- Upload a 30 second video that tells a story and use up to 140 characters to talk about it
- Quote tweets from your customers or prospects and share your perspective about these using up to 140 characters
The change: Everyone can retweet and quote their own tweets.
What this means for brands: Rehash your old tweets
Retweeting your own tweets sounds a bit narcissistic, but this might be a good way for brands to share previous tweets that went unnoticed. You could use this feature to add new thoughts to an older piece of content. Or, quote an older tweet as a throwback to an important milestone in your brand's journey from the past. And of course, we can probably expect some brands to quote their own tweets to issue "what-we-meant-when-we-said-this" tweet statements - to clarify any confusion over their previously unexplained stand about an issue.
This could work both ways, though. Your customers could share their older tweets about your brand and add on to explain how their experience with your brand has changed or remained consistent. These are all opportunities for engagement and building conversation around your brand - we're hopeful about the many possibilities this feature will bring.
The change: In replies to tweets, @mentions will no longer count towards the 140 character limit.
What this means for brands: More interactive discussions and better customer service.
As a brand, you'll be able to reply to up to multiple Twitter handles in a single tweet and still have a 140 character limit left over for your content. This sounds like a promising change that can help you drive conversations and grow your community on Twitter.
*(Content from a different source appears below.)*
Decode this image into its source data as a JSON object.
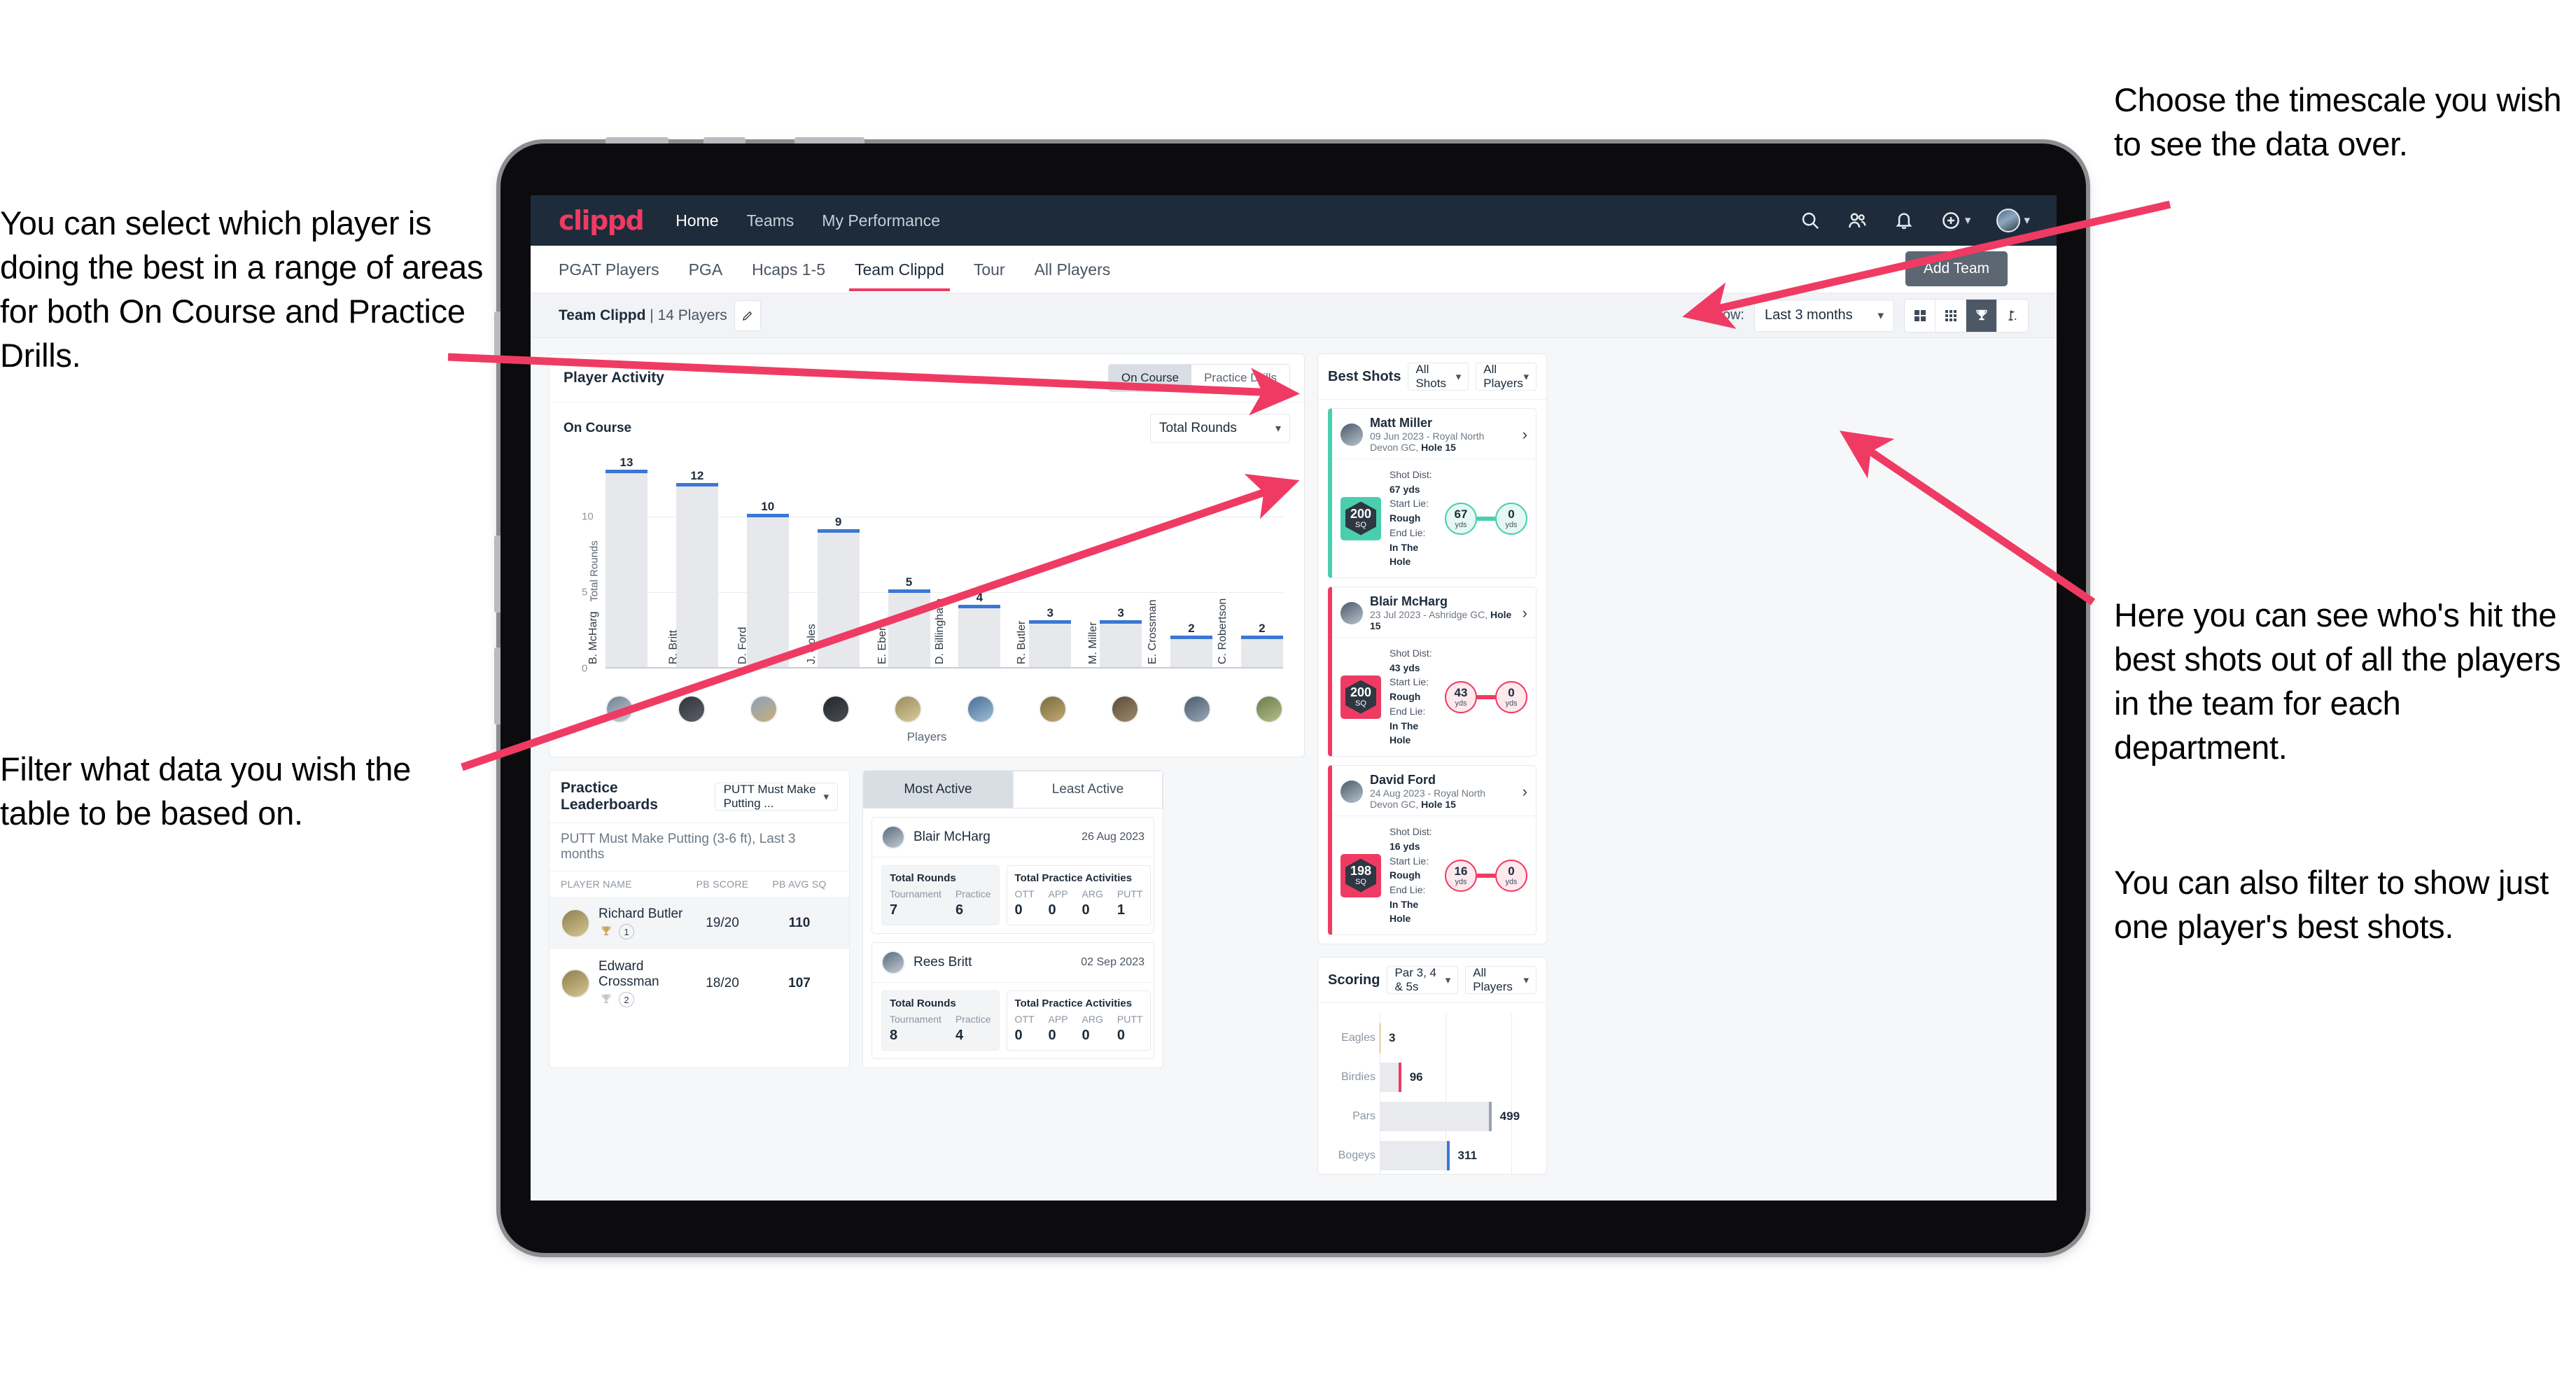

For example, when two or more users are engaging in a conversation about your brand or discussing a piece of content that you've created, you can send out common replies to them without having to worry about fitting their handles into the 140 character limit - Twitter handles that pop up automatically when you hit reply won't count towards your character limit.
This could also help you offer better customer service on Twitter. For instance: If customer A tweets out to you with a question about your product or service and customer B replies to A's tweet saying they have the same question, you can now hit reply to send out a common 140 character response to customers A and B, and their handles won't count towards the 140 character limit.
The change: New tweets beginning with @mentions will reach all followers.
What this means for brands: More public shout-outs, praise or criticism.
All tweets that begin with @mentions are currently only visible to people who follow both these Twitter handles - the handle they @mention as well as the author's handle. This has led to a lot of people using the [email protected] convention whenever they want to make sure their tweet reaches everyone who's following them.
Tweets like these:
With the upcoming update, any new tweet that begins with an @mention will automatically be visible to everyone following the author's handle. This will negate the need for the [email protected]. (There's no change to replies though - those will still be visible only to mutual followers on both handles.)
Since the original [email protected] method was used to broadcast a tweet to all followers, people have been using it for tweets which say something they feel strongly about. By getting rid of the [email protected] convention, Twitter's now making it easier for people to send public shout-outs to other people or brands. If you're a business owner or a brand marketer, you can expect to receive more public shout-outs whenever people experience strong positive or negative emotions towards your brand or your products. Be ready to face more bouquets and brickbats.
But hey, more engagement is always a good thing, and even negative tweets offer brands an opportunity to turn the situation around by opening up a conversation that addresses the customers' experience.
Another way that you can use this feature as a brand, is to send out a public shout-out to a special customer, or to another brand you're partnering with.
All-in-all, we're happy about the upcoming changes that Twitter is bringing in.
This post was originally published on the Zoho Blog